The common denominators in my work are cognitive control functions, life-span development, psychophysiology and optimizing performance.

For my master's degree (actually doctorandus), I specialized in developmental psychology and psychophysiology. My theses were on development of interference control and parallel information processing. 

During my PhD project (finished), I specialized in response inhibition and the stop signal paradigm. I applied this approach to childhood development, methodology, and the neural mechanism. 

In my post-doc project, I studied how older adults handle errors. I approached this question with an analysis of speed-accuracy tradeoffs and psychophysiological signatures of performance monitoring.

As a KNAW fellow, I explored dual-task performance and parallel processing, as reflected in the psychological refractory period paradigm, attentional blink paradigm and working memory interference paradigms.

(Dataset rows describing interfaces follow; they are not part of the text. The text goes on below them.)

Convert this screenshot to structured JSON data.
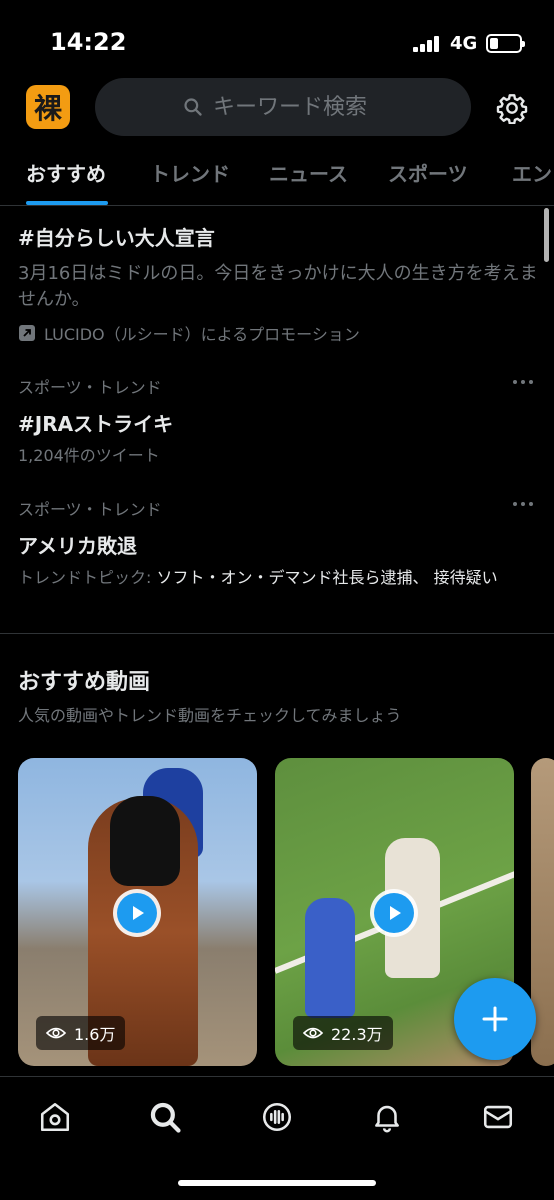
{
  "status_bar": {
    "time": "14:22",
    "network": "4G",
    "battery_level": 0.3
  },
  "header": {
    "logo_text": "裸",
    "search_placeholder": "キーワード検索",
    "icons": {
      "search": "search-icon",
      "settings": "gear-icon"
    }
  },
  "tabs": [
    {
      "label": "おすすめ",
      "active": true
    },
    {
      "label": "トレンド",
      "active": false
    },
    {
      "label": "ニュース",
      "active": false
    },
    {
      "label": "スポーツ",
      "active": false
    },
    {
      "label": "エン",
      "active": false
    }
  ],
  "promo": {
    "title": "#自分らしい大人宣言",
    "description": "3月16日はミドルの日。今日をきっかけに大人の生き方を考えませんか。",
    "sponsor": "LUCIDO（ルシード）によるプロモーション"
  },
  "trends": [
    {
      "category": "スポーツ・トレンド",
      "title": "#JRAストライキ",
      "meta": "1,204件のツイート"
    },
    {
      "category": "スポーツ・トレンド",
      "title": "アメリカ敗退",
      "meta_prefix": "トレンドトピック: ",
      "meta_topic": "ソフト・オン・デマンド社長ら逮捕、 接待疑い"
    }
  ],
  "videos_section": {
    "title": "おすすめ動画",
    "subtitle": "人気の動画やトレンド動画をチェックしてみましょう",
    "videos": [
      {
        "views": "1.6万"
      },
      {
        "views": "22.3万"
      }
    ]
  },
  "fab": {
    "label": "+"
  },
  "bottom_nav": [
    "home-icon",
    "explore-search-icon",
    "spaces-icon",
    "notifications-bell-icon",
    "messages-mail-icon"
  ],
  "colors": {
    "accent": "#1d9bf0",
    "logo": "#f39c12",
    "background": "#000000"
  }
}
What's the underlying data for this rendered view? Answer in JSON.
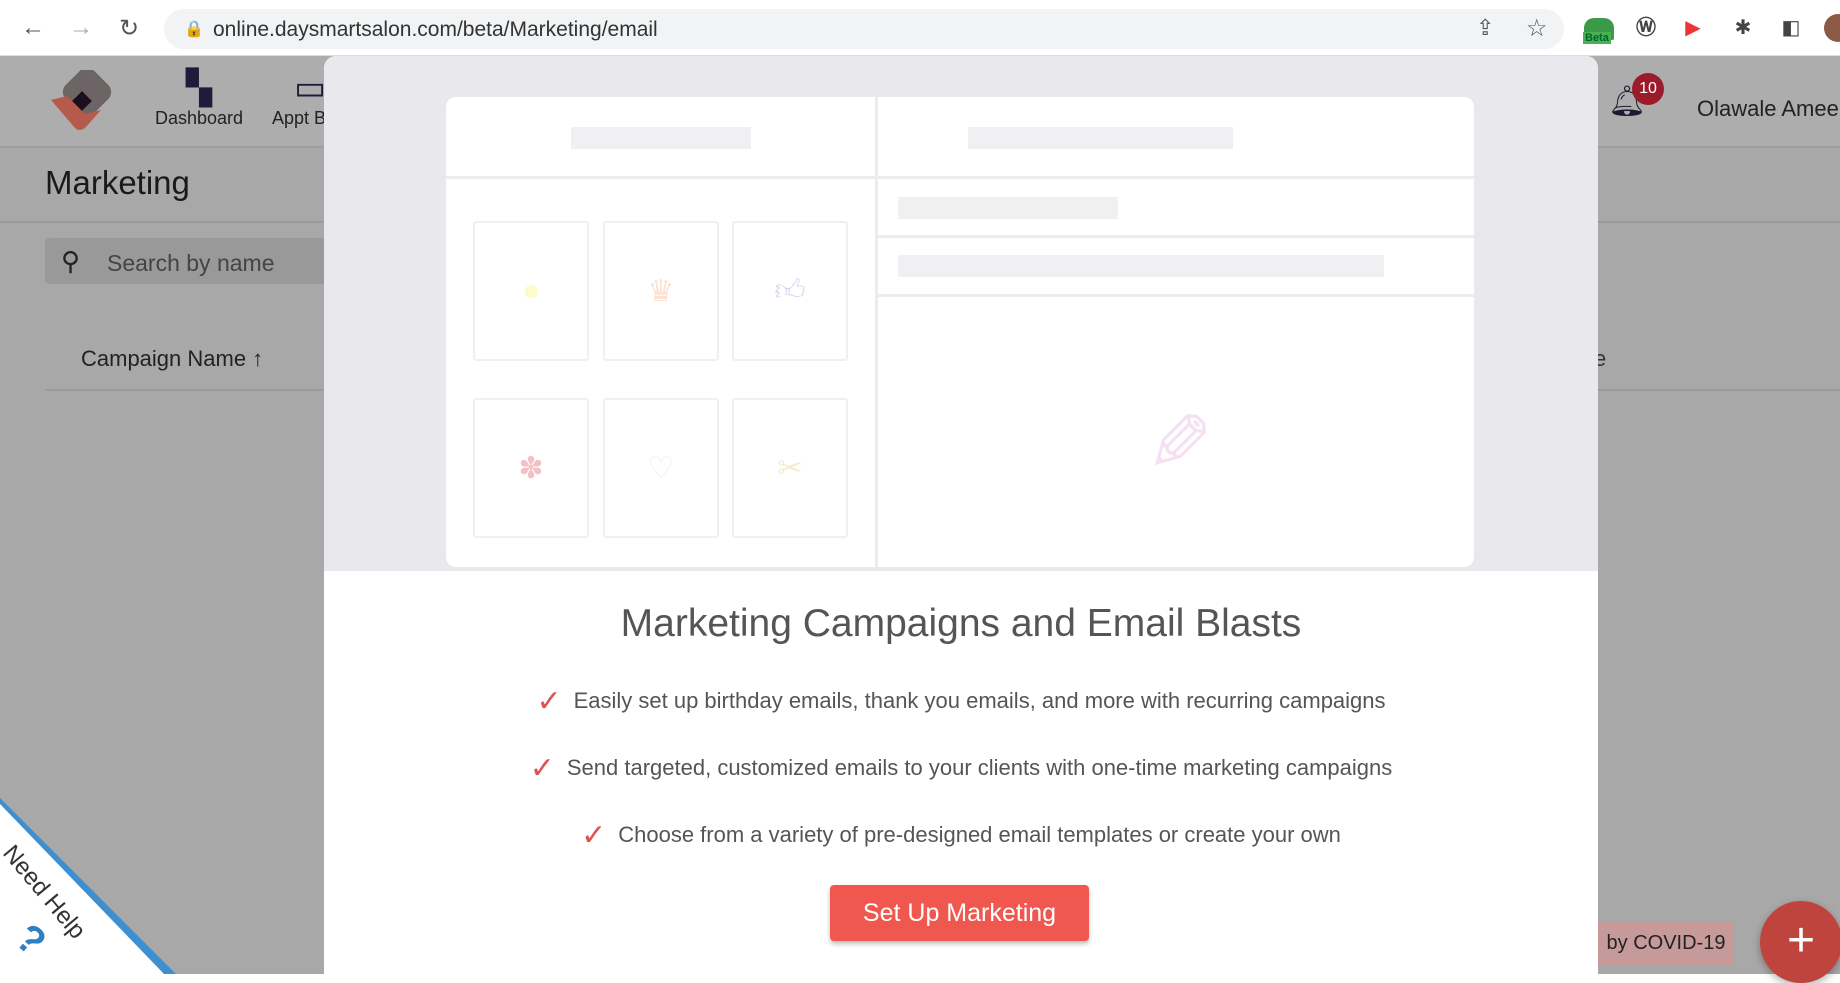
{
  "browser": {
    "url": "online.daysmartsalon.com/beta/Marketing/email",
    "extension_badge": "Beta"
  },
  "header": {
    "nav": [
      {
        "label": "Dashboard",
        "icon": "dashboard-icon"
      },
      {
        "label": "Appt B",
        "icon": "calendar-icon"
      }
    ],
    "notifications_count": "10",
    "user_name": "Olawale Ameer"
  },
  "page": {
    "title": "Marketing",
    "search_placeholder": "Search by name",
    "column_header": "Campaign Name ↑",
    "column_header_partial": "e"
  },
  "modal": {
    "template_icons": [
      "sun-icon",
      "cake-icon",
      "thumbs-up-icon",
      "yelp-icon",
      "heart-icon",
      "scissors-icon"
    ],
    "title": "Marketing Campaigns and Email Blasts",
    "bullets": [
      "Easily set up birthday emails, thank you emails, and more with recurring campaigns",
      "Send targeted, customized emails to your clients with one-time marketing campaigns",
      "Choose from a variety of pre-designed email templates or create your own"
    ],
    "cta_label": "Set Up Marketing"
  },
  "covid_tooltip": "by COVID-19",
  "need_help": "Need Help",
  "colors": {
    "accent": "#f0574e",
    "check": "#e0544f",
    "badge": "#9b1b2a"
  }
}
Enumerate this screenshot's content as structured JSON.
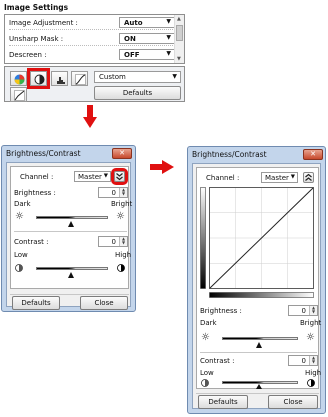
{
  "image_settings": {
    "title": "Image Settings",
    "rows": [
      {
        "label": "Image Adjustment :",
        "value": "Auto"
      },
      {
        "label": "Unsharp Mask :",
        "value": "ON"
      },
      {
        "label": "Descreen :",
        "value": "OFF"
      }
    ],
    "preset_value": "Custom",
    "defaults_label": "Defaults",
    "highlighted_tool": "brightness-contrast"
  },
  "small_dialog": {
    "title": "Brightness/Contrast",
    "close_glyph": "✕",
    "channel_label": "Channel :",
    "channel_value": "Master",
    "brightness_label": "Brightness :",
    "brightness_value": "0",
    "dark_label": "Dark",
    "bright_label": "Bright",
    "contrast_label": "Contrast :",
    "contrast_value": "0",
    "low_label": "Low",
    "high_label": "High",
    "defaults_label": "Defaults",
    "close_label": "Close"
  },
  "large_dialog": {
    "title": "Brightness/Contrast",
    "close_glyph": "✕",
    "channel_label": "Channel :",
    "channel_value": "Master",
    "brightness_label": "Brightness :",
    "brightness_value": "0",
    "dark_label": "Dark",
    "bright_label": "Bright",
    "contrast_label": "Contrast :",
    "contrast_value": "0",
    "low_label": "Low",
    "high_label": "High",
    "defaults_label": "Defaults",
    "close_label": "Close"
  },
  "colors": {
    "highlight": "#e01010",
    "titlebar": "#c3d5eb"
  }
}
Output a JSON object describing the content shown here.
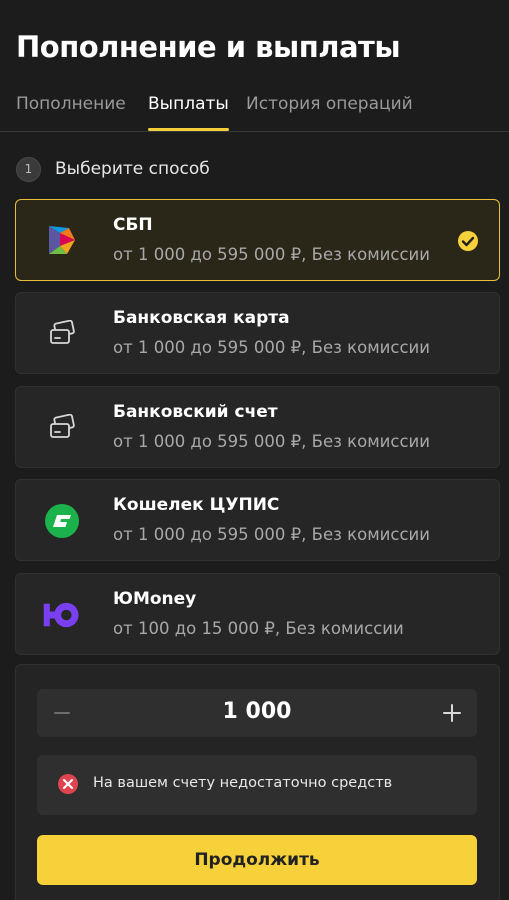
{
  "page": {
    "title": "Пополнение и выплаты"
  },
  "tabs": [
    {
      "label": "Пополнение"
    },
    {
      "label": "Выплаты",
      "active": true
    },
    {
      "label": "История операций"
    }
  ],
  "step": {
    "number": "1",
    "label": "Выберите способ"
  },
  "methods": [
    {
      "name": "СБП",
      "description": "от 1 000 до 595 000 ₽, Без комиссии",
      "icon": "sbp-logo-icon",
      "selected": true
    },
    {
      "name": "Банковская карта",
      "description": "от 1 000 до 595 000 ₽, Без комиссии",
      "icon": "bank-card-icon"
    },
    {
      "name": "Банковский счет",
      "description": "от 1 000 до 595 000 ₽, Без комиссии",
      "icon": "bank-account-icon"
    },
    {
      "name": "Кошелек ЦУПИС",
      "description": "от 1 000 до 595 000 ₽, Без комиссии",
      "icon": "cupis-wallet-icon"
    },
    {
      "name": "ЮMoney",
      "description": "от 100 до 15 000 ₽, Без комиссии",
      "icon": "yumoney-logo-icon"
    }
  ],
  "amount": {
    "value": "1 000"
  },
  "error": {
    "message": "На вашем счету недостаточно средств"
  },
  "continue_button": {
    "label": "Продолжить"
  },
  "colors": {
    "accent": "#f6d13a",
    "background": "#1c1c1c",
    "card": "#262626",
    "error": "#e0454f",
    "cupis": "#1bb24b",
    "yumoney": "#7b3ff2"
  }
}
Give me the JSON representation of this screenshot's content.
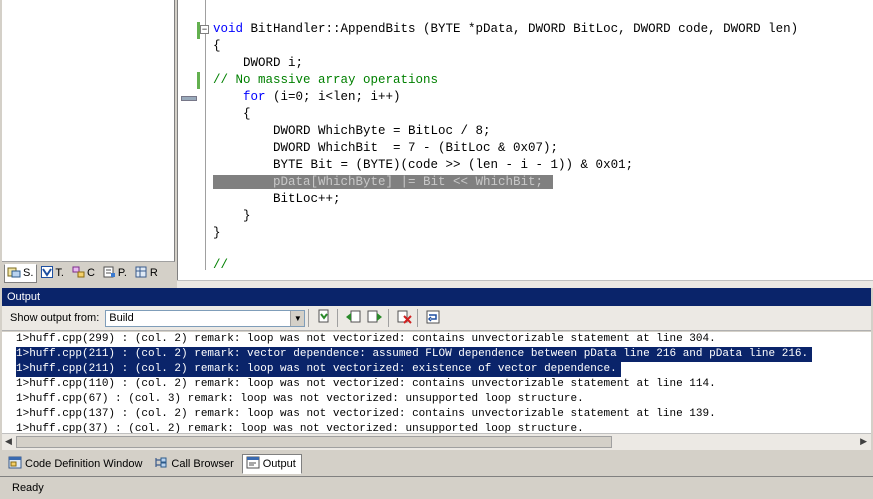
{
  "left_tabs": [
    {
      "label": "S.",
      "icon": "solution-icon"
    },
    {
      "label": "T.",
      "icon": "team-icon"
    },
    {
      "label": "C",
      "icon": "class-view-icon"
    },
    {
      "label": "P.",
      "icon": "property-icon"
    },
    {
      "label": "R",
      "icon": "resource-icon"
    }
  ],
  "code": {
    "signature_kw": "void",
    "signature_rest": " BitHandler::AppendBits (BYTE *pData, DWORD BitLoc, DWORD code, DWORD len)",
    "open_brace": "{",
    "decl": "    DWORD i;",
    "comment": "// No massive array operations",
    "for_kw": "for",
    "for_rest": " (i=0; i<len; i++)",
    "inner_open": "    {",
    "line1": "        DWORD WhichByte = BitLoc / 8;",
    "line2": "        DWORD WhichBit  = 7 - (BitLoc & 0x07);",
    "line3": "        BYTE Bit = (BYTE)(code >> (len - i - 1)) & 0x01;",
    "line4": "pData[WhichByte] |= Bit << WhichBit;",
    "line5": "        BitLoc++;",
    "inner_close": "    }",
    "close_brace": "}",
    "trailing": "//"
  },
  "output": {
    "title": "Output",
    "show_label": "Show output from:",
    "selected_source": "Build",
    "lines": [
      "1>huff.cpp(299) : (col. 2) remark: loop was not vectorized: contains unvectorizable statement at line 304.",
      "1>huff.cpp(211) : (col. 2) remark: vector dependence: assumed FLOW dependence between pData line 216 and pData line 216.",
      "1>huff.cpp(211) : (col. 2) remark: loop was not vectorized: existence of vector dependence.",
      "1>huff.cpp(110) : (col. 2) remark: loop was not vectorized: contains unvectorizable statement at line 114.",
      "1>huff.cpp(67) : (col. 3) remark: loop was not vectorized: unsupported loop structure.",
      "1>huff.cpp(137) : (col. 2) remark: loop was not vectorized: contains unvectorizable statement at line 139.",
      "1>huff.cpp(37) : (col. 2) remark: loop was not vectorized: unsupported loop structure."
    ]
  },
  "bottom_tabs": [
    {
      "label": "Code Definition Window"
    },
    {
      "label": "Call Browser"
    },
    {
      "label": "Output"
    }
  ],
  "status": "Ready"
}
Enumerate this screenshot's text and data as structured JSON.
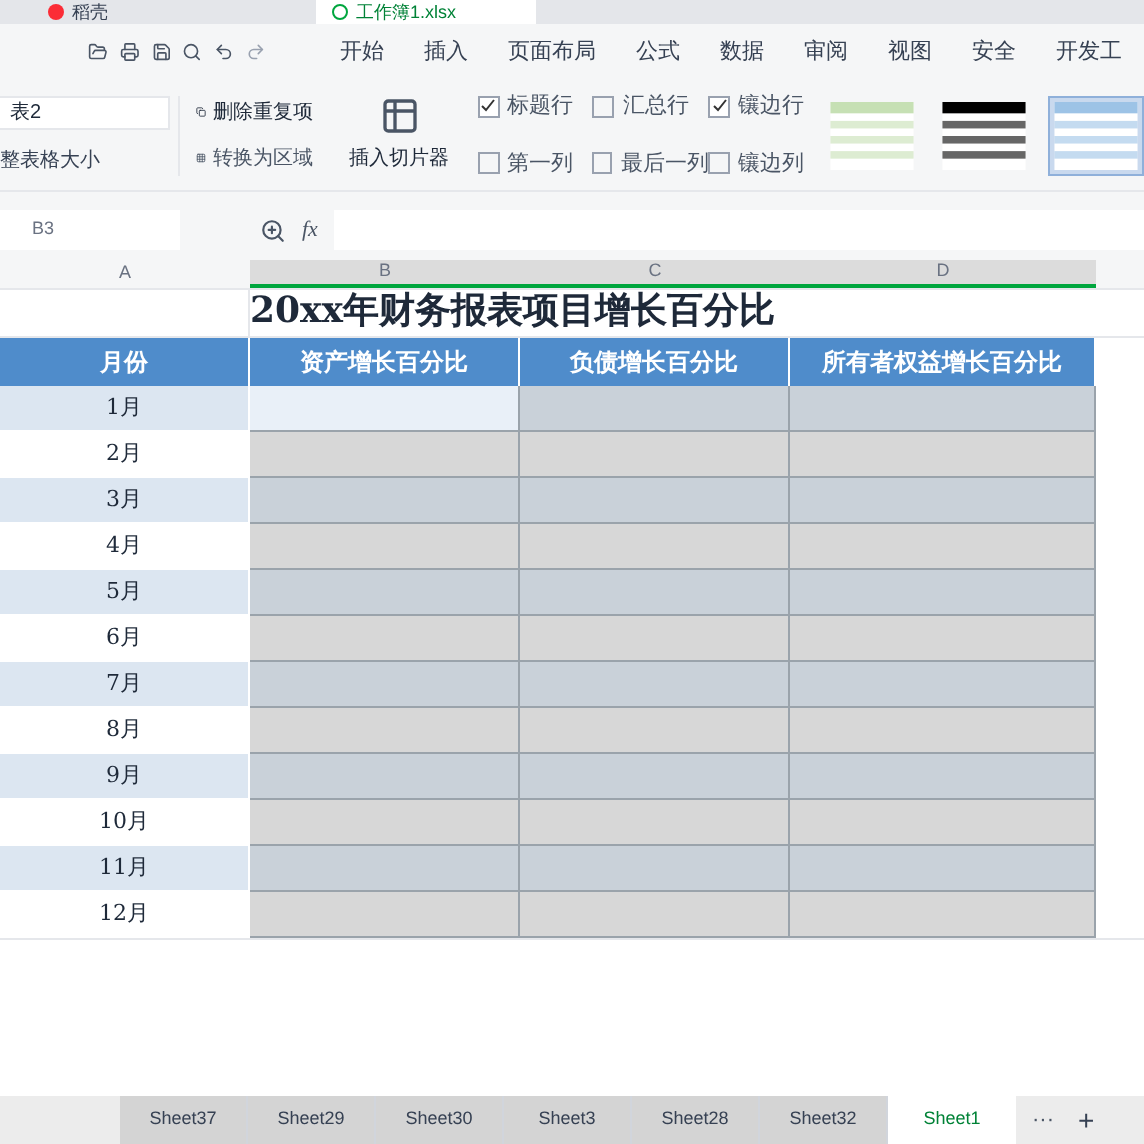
{
  "doc_tabs": [
    {
      "title": "稻壳",
      "selected": false
    },
    {
      "title": "工作簿1.xlsx",
      "selected": true
    }
  ],
  "menu": [
    {
      "label": "开始",
      "selected": false
    },
    {
      "label": "插入",
      "selected": false
    },
    {
      "label": "页面布局",
      "selected": false
    },
    {
      "label": "公式",
      "selected": false
    },
    {
      "label": "数据",
      "selected": false
    },
    {
      "label": "审阅",
      "selected": false
    },
    {
      "label": "视图",
      "selected": false
    },
    {
      "label": "安全",
      "selected": false
    },
    {
      "label": "开发工",
      "selected": false
    }
  ],
  "ribbon": {
    "table_name": "表2",
    "resize": "整表格大小",
    "remove_duplicates": "删除重复项",
    "to_range": "转换为区域",
    "slicer": "插入切片器",
    "options": [
      {
        "label": "标题行",
        "checked": true
      },
      {
        "label": "汇总行",
        "checked": false
      },
      {
        "label": "镶边行",
        "checked": true
      },
      {
        "label": "第一列",
        "checked": false
      },
      {
        "label": "最后一列",
        "checked": false
      },
      {
        "label": "镶边列",
        "checked": false
      }
    ],
    "styles": [
      {
        "color": "#c6e0b4",
        "selected": false
      },
      {
        "color": "#000000",
        "selected": false
      },
      {
        "color": "#9dc3e6",
        "selected": true
      }
    ]
  },
  "name_box": "B3",
  "fx": "fx",
  "columns": [
    "A",
    "B",
    "C",
    "D"
  ],
  "title": "20xx年财务报表项目增长百分比",
  "headers": [
    "月份",
    "资产增长百分比",
    "负债增长百分比",
    "所有者权益增长百分比"
  ],
  "rows": [
    {
      "month": "1月",
      "banded": true,
      "cells": [
        {
          "selected": true
        },
        {
          "selected": false
        },
        {
          "selected": false
        }
      ]
    },
    {
      "month": "2月",
      "banded": false,
      "cells": [
        {
          "selected": false
        },
        {
          "selected": false
        },
        {
          "selected": false
        }
      ]
    },
    {
      "month": "3月",
      "banded": true,
      "cells": [
        {
          "selected": false
        },
        {
          "selected": false
        },
        {
          "selected": false
        }
      ]
    },
    {
      "month": "4月",
      "banded": false,
      "cells": [
        {
          "selected": false
        },
        {
          "selected": false
        },
        {
          "selected": false
        }
      ]
    },
    {
      "month": "5月",
      "banded": true,
      "cells": [
        {
          "selected": false
        },
        {
          "selected": false
        },
        {
          "selected": false
        }
      ]
    },
    {
      "month": "6月",
      "banded": false,
      "cells": [
        {
          "selected": false
        },
        {
          "selected": false
        },
        {
          "selected": false
        }
      ]
    },
    {
      "month": "7月",
      "banded": true,
      "cells": [
        {
          "selected": false
        },
        {
          "selected": false
        },
        {
          "selected": false
        }
      ]
    },
    {
      "month": "8月",
      "banded": false,
      "cells": [
        {
          "selected": false
        },
        {
          "selected": false
        },
        {
          "selected": false
        }
      ]
    },
    {
      "month": "9月",
      "banded": true,
      "cells": [
        {
          "selected": false
        },
        {
          "selected": false
        },
        {
          "selected": false
        }
      ]
    },
    {
      "month": "10月",
      "banded": false,
      "cells": [
        {
          "selected": false
        },
        {
          "selected": false
        },
        {
          "selected": false
        }
      ]
    },
    {
      "month": "11月",
      "banded": true,
      "cells": [
        {
          "selected": false
        },
        {
          "selected": false
        },
        {
          "selected": false
        }
      ]
    },
    {
      "month": "12月",
      "banded": false,
      "cells": [
        {
          "selected": false
        },
        {
          "selected": false
        },
        {
          "selected": false
        }
      ]
    }
  ],
  "sheets": [
    {
      "label": "Sheet37",
      "selected": false
    },
    {
      "label": "Sheet29",
      "selected": false
    },
    {
      "label": "Sheet30",
      "selected": false
    },
    {
      "label": "Sheet3",
      "selected": false
    },
    {
      "label": "Sheet28",
      "selected": false
    },
    {
      "label": "Sheet32",
      "selected": false
    },
    {
      "label": "Sheet1",
      "selected": true
    }
  ],
  "more_sheets": "···",
  "add_sheet": "+"
}
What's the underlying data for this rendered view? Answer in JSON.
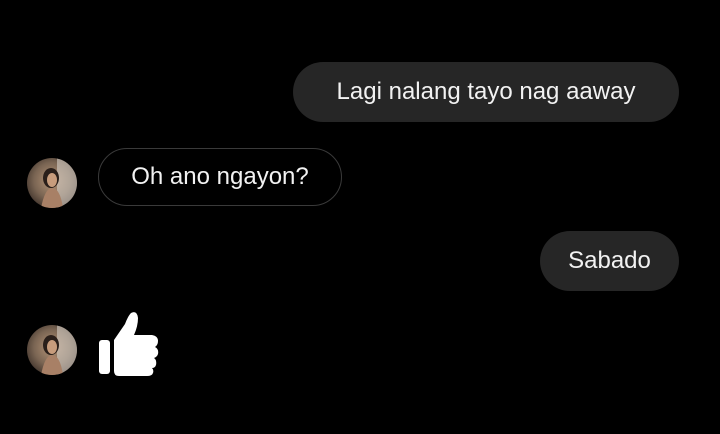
{
  "conversation": {
    "messages": [
      {
        "sender": "me",
        "text": "Lagi nalang tayo nag aaway"
      },
      {
        "sender": "them",
        "text": "Oh ano ngayon?"
      },
      {
        "sender": "me",
        "text": "Sabado"
      },
      {
        "sender": "them",
        "type": "reaction",
        "icon": "thumbs-up-icon"
      }
    ]
  },
  "colors": {
    "background": "#000000",
    "sent_bubble": "#262626",
    "received_border": "#3a3a3a",
    "text": "#f2f2f2"
  }
}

In recent years, the increasing number of supervised PhD projects and collaboration with external parties have further broadened my research interest. The current interests include:
- The modulating role of affect and performance feedback on cognitive control
- Interactions between emotions and cognition
- Improving cognitive performance through lifestyle interventions, such as brain-training games, meditation, and physical activity
- Optimizing work performance through reduction of interference and maintaining a healthy mind
- Stimulation of traffic safety through the application of cognitive psychology insights, simulation, and psychophysiological measurements
- Education research based on cognitive and experimental approaches

Rubik's cube